I put this graph up on Instagram this week and sharing it here as well because it’s important to understand, and I wanted to expand on this thought a bit.
The point of the graph is to show that issues adapt to stress at different rates. Muscle changes quickly, with about four weeks to improve neuromuscular connections and then up to eight weeks for hypertrophy (or cell growth) to occur. Changes in the tendon, ligament, and cartilage strength can be twice that, if not more!
It’s not surprising that injuries usually happen around the 9-month mark of a training plan, or alongside a high-intensity get-strong quick cycle, or after a hard push to get back following some time off. This is when your muscles and mind say it’s time to go heavier or further, but other tissues in your body are still working up to that level.
The take home I was going for is a reminder that you’re training your body and not just your muscles, and to illustrate the risk for the program that promises exponential gains quickly.
Although it left many wondering, “What’s too much?”
Unfortunately, there is no way of knowing, but here are some ideas to consider for your training:
1. The 10% Rule of Running is a great guideline that applies well to all activities. Basically, don’t increase weight, reps, mileage, or another training variable by more than 10% each week.
2. Create long-term goals. I’m a huge fan of the 5-3-1 program by Jim Wendler. You can read his write-up on the program here at T-Nation. Despite the bro-flair, it’s fundamental reading for training. Key to the whole program is a long-term linear progression, in the article, Wendler says,
“I plan my training for a year. I know exactly what I want to do and what I want to accomplish 12 months in advance. And I know what 5 or 10 pounds a month adds up to over the course of a year.”

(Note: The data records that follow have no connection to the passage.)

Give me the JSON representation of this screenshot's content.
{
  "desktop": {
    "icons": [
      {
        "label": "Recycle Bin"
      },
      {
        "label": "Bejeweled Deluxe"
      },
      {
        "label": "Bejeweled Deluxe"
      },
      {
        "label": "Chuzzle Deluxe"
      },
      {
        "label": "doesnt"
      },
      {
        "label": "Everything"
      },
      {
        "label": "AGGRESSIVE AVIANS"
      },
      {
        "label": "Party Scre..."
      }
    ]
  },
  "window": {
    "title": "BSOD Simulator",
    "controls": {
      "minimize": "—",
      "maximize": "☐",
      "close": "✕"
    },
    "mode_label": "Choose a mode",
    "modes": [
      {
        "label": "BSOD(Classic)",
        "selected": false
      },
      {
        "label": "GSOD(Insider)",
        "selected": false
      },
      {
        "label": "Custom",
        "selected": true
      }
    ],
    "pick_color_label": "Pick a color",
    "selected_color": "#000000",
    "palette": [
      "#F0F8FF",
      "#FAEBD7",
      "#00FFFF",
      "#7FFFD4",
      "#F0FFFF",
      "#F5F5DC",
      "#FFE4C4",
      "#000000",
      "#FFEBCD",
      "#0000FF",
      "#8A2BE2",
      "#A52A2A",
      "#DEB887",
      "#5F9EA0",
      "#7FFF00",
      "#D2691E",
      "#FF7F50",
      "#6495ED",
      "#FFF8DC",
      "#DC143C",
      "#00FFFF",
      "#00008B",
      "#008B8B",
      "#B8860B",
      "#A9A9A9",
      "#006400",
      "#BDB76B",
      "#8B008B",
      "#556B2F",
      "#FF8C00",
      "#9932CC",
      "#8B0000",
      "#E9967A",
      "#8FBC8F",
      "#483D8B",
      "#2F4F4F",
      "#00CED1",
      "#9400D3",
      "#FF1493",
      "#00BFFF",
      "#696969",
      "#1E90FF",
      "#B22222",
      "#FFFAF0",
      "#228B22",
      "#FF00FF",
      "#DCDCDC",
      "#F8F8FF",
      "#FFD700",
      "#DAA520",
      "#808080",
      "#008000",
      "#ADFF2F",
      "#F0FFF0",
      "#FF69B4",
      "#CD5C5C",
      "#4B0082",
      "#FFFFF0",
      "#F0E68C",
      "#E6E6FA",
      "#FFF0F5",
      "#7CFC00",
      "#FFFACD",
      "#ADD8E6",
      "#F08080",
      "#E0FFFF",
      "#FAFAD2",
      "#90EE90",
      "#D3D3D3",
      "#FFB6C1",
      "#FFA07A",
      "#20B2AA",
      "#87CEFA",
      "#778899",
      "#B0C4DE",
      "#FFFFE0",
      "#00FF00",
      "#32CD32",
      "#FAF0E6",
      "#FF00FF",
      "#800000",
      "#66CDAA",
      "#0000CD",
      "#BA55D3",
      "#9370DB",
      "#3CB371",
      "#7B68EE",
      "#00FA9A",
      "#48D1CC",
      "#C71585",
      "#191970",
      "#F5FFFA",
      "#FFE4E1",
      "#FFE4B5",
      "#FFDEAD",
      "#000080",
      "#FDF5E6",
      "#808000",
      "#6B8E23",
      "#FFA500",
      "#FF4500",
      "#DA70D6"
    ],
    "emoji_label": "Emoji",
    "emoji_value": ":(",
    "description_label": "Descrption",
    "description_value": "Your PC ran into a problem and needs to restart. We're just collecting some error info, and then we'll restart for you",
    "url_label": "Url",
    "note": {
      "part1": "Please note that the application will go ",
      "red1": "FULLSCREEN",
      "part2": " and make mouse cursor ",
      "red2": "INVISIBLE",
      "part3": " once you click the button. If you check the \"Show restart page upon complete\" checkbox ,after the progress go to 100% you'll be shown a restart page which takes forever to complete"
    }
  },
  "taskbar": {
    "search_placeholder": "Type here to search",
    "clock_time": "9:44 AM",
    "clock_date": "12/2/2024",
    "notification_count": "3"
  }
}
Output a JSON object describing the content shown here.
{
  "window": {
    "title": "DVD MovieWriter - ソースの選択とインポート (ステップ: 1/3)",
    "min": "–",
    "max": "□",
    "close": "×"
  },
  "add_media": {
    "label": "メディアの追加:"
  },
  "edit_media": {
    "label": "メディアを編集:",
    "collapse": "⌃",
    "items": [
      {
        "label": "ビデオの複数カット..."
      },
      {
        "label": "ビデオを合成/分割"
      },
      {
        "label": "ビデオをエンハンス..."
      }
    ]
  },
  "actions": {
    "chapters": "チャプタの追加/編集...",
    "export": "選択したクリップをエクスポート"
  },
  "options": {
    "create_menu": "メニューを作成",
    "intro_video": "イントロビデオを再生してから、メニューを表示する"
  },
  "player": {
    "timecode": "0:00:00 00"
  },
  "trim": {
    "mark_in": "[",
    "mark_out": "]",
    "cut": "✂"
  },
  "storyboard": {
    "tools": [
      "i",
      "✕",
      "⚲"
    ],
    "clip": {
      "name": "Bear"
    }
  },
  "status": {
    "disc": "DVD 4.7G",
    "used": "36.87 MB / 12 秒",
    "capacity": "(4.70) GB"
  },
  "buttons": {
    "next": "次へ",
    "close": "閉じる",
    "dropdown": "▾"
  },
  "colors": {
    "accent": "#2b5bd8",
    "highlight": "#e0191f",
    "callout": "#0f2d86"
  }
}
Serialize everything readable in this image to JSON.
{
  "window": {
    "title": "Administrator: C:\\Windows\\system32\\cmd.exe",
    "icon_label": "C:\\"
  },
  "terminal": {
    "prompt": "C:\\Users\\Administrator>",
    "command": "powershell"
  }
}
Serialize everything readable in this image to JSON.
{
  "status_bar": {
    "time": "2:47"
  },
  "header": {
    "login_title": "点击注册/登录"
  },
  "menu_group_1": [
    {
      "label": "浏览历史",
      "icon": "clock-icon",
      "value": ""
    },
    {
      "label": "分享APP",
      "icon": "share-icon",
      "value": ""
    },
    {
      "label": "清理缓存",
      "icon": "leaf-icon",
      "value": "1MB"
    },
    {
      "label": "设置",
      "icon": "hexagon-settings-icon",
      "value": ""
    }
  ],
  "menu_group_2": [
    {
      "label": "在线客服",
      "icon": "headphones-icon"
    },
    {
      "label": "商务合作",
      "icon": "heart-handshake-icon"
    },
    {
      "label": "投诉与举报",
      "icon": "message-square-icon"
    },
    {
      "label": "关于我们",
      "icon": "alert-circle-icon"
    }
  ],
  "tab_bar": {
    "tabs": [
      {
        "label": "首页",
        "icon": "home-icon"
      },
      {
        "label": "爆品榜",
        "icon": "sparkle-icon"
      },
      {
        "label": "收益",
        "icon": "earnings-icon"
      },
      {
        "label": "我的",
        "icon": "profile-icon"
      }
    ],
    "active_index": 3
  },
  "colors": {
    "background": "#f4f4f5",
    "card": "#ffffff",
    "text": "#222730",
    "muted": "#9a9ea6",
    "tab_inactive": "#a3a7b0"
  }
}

By looking at training as a long-term progression, you protect yourself from steep spikes in workloads and can make small adjustments to the plan between each workout. This applies to running, CrossFit, swimming, baseball, and any other activity you want to pursue. Know where you want to go and make a plan to get there.
3. Assess the Risk vs. Reward. When the reward on the other side outways the risk to get there, there are reasons to do a Smolov squat cycle or a 6-week PR program. If you’ve spent years building the capacity to push your body, feel free to take those risks in training if the reward pays off for you.
4. Be Patient, and Your Consistency Will Pay Off. As Jim Wendler says…
“The pursuit of strength is not a six-month or one-year pursuit. It’s a 30-year pursuit for me. You’ve got to be smart about it. But everyone wants everything right now.”